• Many teachers Australia-wide question the merits of standardised National testing. In particular, Steiner education is based on an understanding of child development whereby the introduction of skills and knowledge is based on a concept of child readiness. In the younger years, the introduction of formal literacy/numeracy skills is delayed to allow for the fuller development of physical faculties, eg. eye-hand coordination, gross/fine motor skills.

• A great deal of what is taught in the NSW and Australian curriculums is being introduced earlier than in a Steiner curriculum and is often more complex, conflicting with the Steiner approach of natural progression and child readiness. An over-emphasis on the assessment of intellectual skills at Class 3 level is considered contrary to the developmental needs of the children.

• Pressure on children to acquire complex reading and writing skills and to push numeric skills in an intellectual can cause distress for children which may become a barrier to learning at a later date.

• At Mumbulla School, nearly 100% of Class 5 children undertake the standardised NAPLAN Assessment. At this stage, the children are able to deal more maturely with the pressures of testing and most of our children do well in the tests.

As a parent, how can I be more involved in the school?
Parents are encouraged to participate in many aspects of the school’s life. For example, the Board of Directors at Mumbulla School consists of up to six teachers and six parents who have volunteered their time and energy as Directors.

Parents are encouraged to join our active Parents and Friends group. The P&F supports parents within the school, providing opportunities for education and inspiration through workshops and talks, raising money through fundraising activities such as our Spring Fair and Mumbulla Market.

Parent volunteers provide invaluable support to our Literacy programmes, Working Bees and Festivals.

Parents offer expertise in a wide variety of areas, enriching our community and our curriculum and the school is most grateful to them.

Was Rudolf Steiner Racist?

We acknowledge that Dr Rudolf Steiner, whose insights and understanding of child development form the basis of Steiner Waldorf Education, made statements that were racist. We unequivocally repudiate these statements, as they are incompatible with our values and the principles of inclusivity and equality that guide our educational philosophy at Mumbulla School. We choose instead to follow the rich paths in Steiner’s philosophy which lead, through teaching and love, toward a celebration of diversity, a world free from prejudice, deeply valuing each individual’s unique gifts.

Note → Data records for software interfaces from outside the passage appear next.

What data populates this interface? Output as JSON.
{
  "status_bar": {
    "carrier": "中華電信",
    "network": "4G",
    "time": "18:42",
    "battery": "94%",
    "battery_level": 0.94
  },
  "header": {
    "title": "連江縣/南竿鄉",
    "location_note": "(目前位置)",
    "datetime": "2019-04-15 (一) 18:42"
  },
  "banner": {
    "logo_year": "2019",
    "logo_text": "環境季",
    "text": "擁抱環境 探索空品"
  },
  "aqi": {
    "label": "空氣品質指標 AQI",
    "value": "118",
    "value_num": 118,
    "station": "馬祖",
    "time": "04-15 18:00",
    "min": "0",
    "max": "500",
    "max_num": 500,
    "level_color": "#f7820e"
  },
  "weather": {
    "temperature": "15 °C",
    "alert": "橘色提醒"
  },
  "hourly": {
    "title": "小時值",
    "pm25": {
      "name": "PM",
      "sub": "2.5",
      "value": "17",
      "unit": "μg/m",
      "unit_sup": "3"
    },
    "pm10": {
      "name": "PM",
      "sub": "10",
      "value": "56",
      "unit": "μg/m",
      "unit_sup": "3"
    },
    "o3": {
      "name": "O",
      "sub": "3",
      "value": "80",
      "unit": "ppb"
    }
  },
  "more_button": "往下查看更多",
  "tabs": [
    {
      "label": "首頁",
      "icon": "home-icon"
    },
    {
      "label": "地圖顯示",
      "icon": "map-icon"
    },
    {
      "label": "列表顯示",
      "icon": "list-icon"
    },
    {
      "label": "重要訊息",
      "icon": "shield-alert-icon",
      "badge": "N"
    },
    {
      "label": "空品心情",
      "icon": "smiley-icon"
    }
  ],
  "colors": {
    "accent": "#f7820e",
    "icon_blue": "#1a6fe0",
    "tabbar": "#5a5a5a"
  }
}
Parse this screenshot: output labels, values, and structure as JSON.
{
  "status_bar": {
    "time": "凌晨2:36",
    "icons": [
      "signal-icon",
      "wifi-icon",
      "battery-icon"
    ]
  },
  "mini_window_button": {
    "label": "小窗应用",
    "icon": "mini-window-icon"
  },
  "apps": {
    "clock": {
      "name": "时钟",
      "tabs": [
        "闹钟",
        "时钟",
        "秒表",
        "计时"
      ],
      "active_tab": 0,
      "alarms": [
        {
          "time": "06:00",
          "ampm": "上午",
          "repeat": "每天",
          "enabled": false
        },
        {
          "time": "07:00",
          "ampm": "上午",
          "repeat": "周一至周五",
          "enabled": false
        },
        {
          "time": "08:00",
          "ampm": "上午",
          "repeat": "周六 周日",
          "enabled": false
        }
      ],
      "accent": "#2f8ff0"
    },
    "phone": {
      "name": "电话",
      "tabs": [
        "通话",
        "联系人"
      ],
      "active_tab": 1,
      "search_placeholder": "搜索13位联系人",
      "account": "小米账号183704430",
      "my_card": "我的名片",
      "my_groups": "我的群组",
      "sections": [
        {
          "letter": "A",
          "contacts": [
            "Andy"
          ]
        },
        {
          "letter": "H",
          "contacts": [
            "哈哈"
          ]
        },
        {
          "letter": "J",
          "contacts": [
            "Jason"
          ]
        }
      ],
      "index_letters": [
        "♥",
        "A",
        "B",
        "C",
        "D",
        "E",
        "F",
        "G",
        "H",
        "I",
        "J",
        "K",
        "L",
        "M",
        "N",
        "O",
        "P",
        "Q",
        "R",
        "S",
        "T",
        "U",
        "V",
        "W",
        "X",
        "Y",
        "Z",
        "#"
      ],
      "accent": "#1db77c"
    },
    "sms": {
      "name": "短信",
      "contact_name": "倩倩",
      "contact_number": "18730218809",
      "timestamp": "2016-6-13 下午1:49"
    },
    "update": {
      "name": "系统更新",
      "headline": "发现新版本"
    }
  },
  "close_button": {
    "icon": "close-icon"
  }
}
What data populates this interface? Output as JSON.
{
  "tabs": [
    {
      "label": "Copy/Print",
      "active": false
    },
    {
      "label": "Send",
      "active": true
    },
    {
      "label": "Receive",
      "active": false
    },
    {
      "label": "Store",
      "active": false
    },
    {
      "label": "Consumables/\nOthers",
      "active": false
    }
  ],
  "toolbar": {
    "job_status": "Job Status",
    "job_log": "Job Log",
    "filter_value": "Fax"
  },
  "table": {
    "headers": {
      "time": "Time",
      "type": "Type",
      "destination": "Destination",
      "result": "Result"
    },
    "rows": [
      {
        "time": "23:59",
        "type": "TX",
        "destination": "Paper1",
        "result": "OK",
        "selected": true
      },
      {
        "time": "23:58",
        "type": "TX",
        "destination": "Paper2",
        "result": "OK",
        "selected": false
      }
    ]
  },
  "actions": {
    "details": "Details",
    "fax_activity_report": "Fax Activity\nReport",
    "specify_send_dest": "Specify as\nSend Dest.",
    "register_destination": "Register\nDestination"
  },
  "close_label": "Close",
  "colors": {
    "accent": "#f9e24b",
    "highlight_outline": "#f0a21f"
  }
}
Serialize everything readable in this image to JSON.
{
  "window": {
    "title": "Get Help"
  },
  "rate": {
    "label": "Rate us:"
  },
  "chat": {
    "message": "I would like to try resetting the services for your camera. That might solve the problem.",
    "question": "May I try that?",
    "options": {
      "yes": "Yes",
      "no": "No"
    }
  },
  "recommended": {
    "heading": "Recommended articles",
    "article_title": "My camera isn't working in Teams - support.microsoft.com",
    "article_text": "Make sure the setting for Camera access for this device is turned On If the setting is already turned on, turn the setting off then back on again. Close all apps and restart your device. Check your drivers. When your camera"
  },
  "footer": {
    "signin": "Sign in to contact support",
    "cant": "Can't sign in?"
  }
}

For more information on this please read our Anti Racism Statement.

Recommended Reading
Some of these titles are available in our school library.

• Baldwin, Rahima: You Are Your Child’s First Teacher. Celestial Arts, Berkeley, 1989
• Barnes, Henry: An Introduction to Waldorf Education. Mercury Press, Chestnut Ridge, NY, 1985
• Childs, Gilbert: Steiner Education in Theory and Practice. Floris Books, Edinburgh, 1991
• Cusick, Lois: The Waldorf Parenting Handbook
• Davy, Gudrun: Lifeways: Working with Family Questions. Hawthorne Press, Gloucestshire, 1983
• Finser, Torin: School as Journey. Anthroposophic Press, New York, 1994
• Gorman, Margaret: Confessions of a Waldorf Parent. Rudolf Steiner College Publications, Fair Oaks, California, 1990
• Harwood, A.C.: Recovery of Man in Childhood. Myrin Foundation, New York, 1958
• Harwood, A.C.: Life of a Child. Rudolf Steiner Press, London, 1979
• Harwood, A.C.: The Way of the Child. Rudolf Steiner Press, London
• Piening and Lyons: Educating as an Art
• Querido, René: Creativity in Education: The Waldorf Approach. Dakin, San Francisco, 1982
• Richards, M.C.: Towards Wholeness: Steiner Education in America. Wesleyan University Press, Irvington, NY, 1980
• Spock, Marjorie: Teaching as a Lively Art. Anthroposophic Press, New York, 1962
• Stebbing, Lionel: Understanding your Child. New Knowledge Books, Sussex, 1962
• Steiner, Rudolf: Kingdom of Childhood. Rudolf Steiner Press, London, 1982
• Steiner, Rudolf: Education of the Child. Rudolf Steiner Press, London, 1982
• Steiner, Rudolf: The Four Temperaments. Rudolf Steiner Press, London, 1982